If you are an international student living in the US for the first time, you might be a little confused about as Thanksgiving approaches: at the same time you are very thankful for having a long weekend ahead of you even if you do not fully understand why people celebrate such a holiday in the United States.
Christmas and Easter are easier, most of us either celebrate them in our home countries or are used to seeing such festivities in American movies – after all, who is not familiar with our generous Santa Claus or the charismatic Easter bunny? Thanksgiving, however, is a little less promoted outside the US, and most of us end up knowing about the existence of this date, but not understanding completely its roots
To try to help people with such difficulties, I compiled some data from the internet in the form of “everything you always wanted to know about Thanksgiving, but felt too embarrassed to ask an American”. I hope it helps!
I know this sounds pretty obvious, but the name Thanksgiving refers to the act of giving thanks to someone or something. That is why there is such a big tradition of asking and answering the question “What are you thankful for?” during this day.
After some research I found out that the following are NOT good answers to this question, so please make sure NOT to make use of any of them:
“I am thankful for not having MGEC classes today”
“I am thankful for not having to be in Philadelphia right now”
“I am thankful for not being socially forced to talk to that extremely boring girl sitting by my side in OPIM class”
“I am thankful for finally leaving my country and coming to the land of Taco Bell and Chipotle”
By now you might be wondering: why do Americans have such a strong tradition of saying thanks every year on this specific date? The story is at Plymouth, in the land of Massachusetts, in the year of 1621, the Pilgrims (English dudes who began immigrating to the US in the 1620s and 1630s) had a good harvest and were very thankful that they had made it to the New World and were actually surviving and prospering. So, in order to celebrate all of this, they decided to have a harvest festival and a day of thanks.
Well, that “small festival” became an annual tradition that quickly started to spread to other parts of the country – to the point that in 1789, George Washington, then President of the United States, proclaimed the first nation-wide thanksgiving celebration in America – marking November 26th of that year “as a day of public thanksgiving and prayer to be observed by acknowledging with grateful hearts the many and signal favors of Almighty God”.

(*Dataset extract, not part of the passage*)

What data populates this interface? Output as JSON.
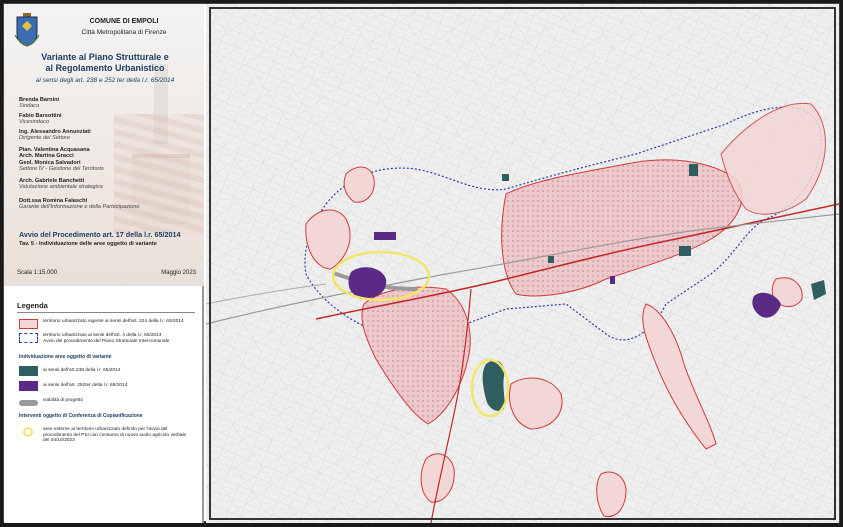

In 1863, during the Civil War, President Abraham Lincoln proclaimed a national day of “Thanksgiving and Praise to our beneficent Father who dwelleth in the Heavens” – a testament to the nationwide importance that this date had achieved, and also the stronger religious context associated with it. In summary: you might see a lot of focus on eating turkey and watching football on TV during this holiday (I also love to do both things) but try not to forget the real meaning behind it!
Another important fact about Thanksgiving is that it is always celebrated on the fourth Thursday in November. That is good news for most Americans, because it ensures a long weekend for those who manage to also get their Friday free – in 2007, 78% of business and government workers were given Friday as a paid holiday, additionally to Thanksgiving-day itself. MBA students like us, who are now used to long weekends every week, might not fully appreciate this fact, but overworked Americans certainly do!
Having large meals with your family is a big part of Thanksgiving and, as mentioned before, eating turkey is an important component of such meals. This leads to several jokes about turkeys every year – most of which I don’t get…I especially don’t get it why they show live turkeys on TV during NFL games every year, and then the commentators say something like “well, those are the lucky ones that survived one more year” or something like this… What does that have to do with professional football??? Is that even funny?? I may not fully understand this holiday after all.
Fun fact: every year, the President of the United States will “pardon” a turkey, which spares the bird’s life and ensures that it will spend the remainder of its years roaming freely on farmland. I guess its good news for one turkey but bad news for thousands…
The aforementioned day after Thanksgiving is popularly known as Black Friday, traditionally the beginning of the Christmas shopping season. On this day, most major retailers open extremely early (often at 4 am or earlier), and offer promotional sales to kick off the holiday shopping season. It has routinely been the busiest shopping day of the year since 2005. The day’s name actually originated here in our own Philadelphia, where it originally was used to describe the heavy and disruptive pedestrian and vehicle traffic which would occur on the day after Thanksgiving. All that being said, I definitely know some international girls who may not care about Thanksgiving, but who will certainly enjoy Black Friday a lot.
So be thankful, regardless of where you hail from, for your blessings, your family, the chance to be at Wharton, and if nothing else, deeply discounted merchandise this weekend!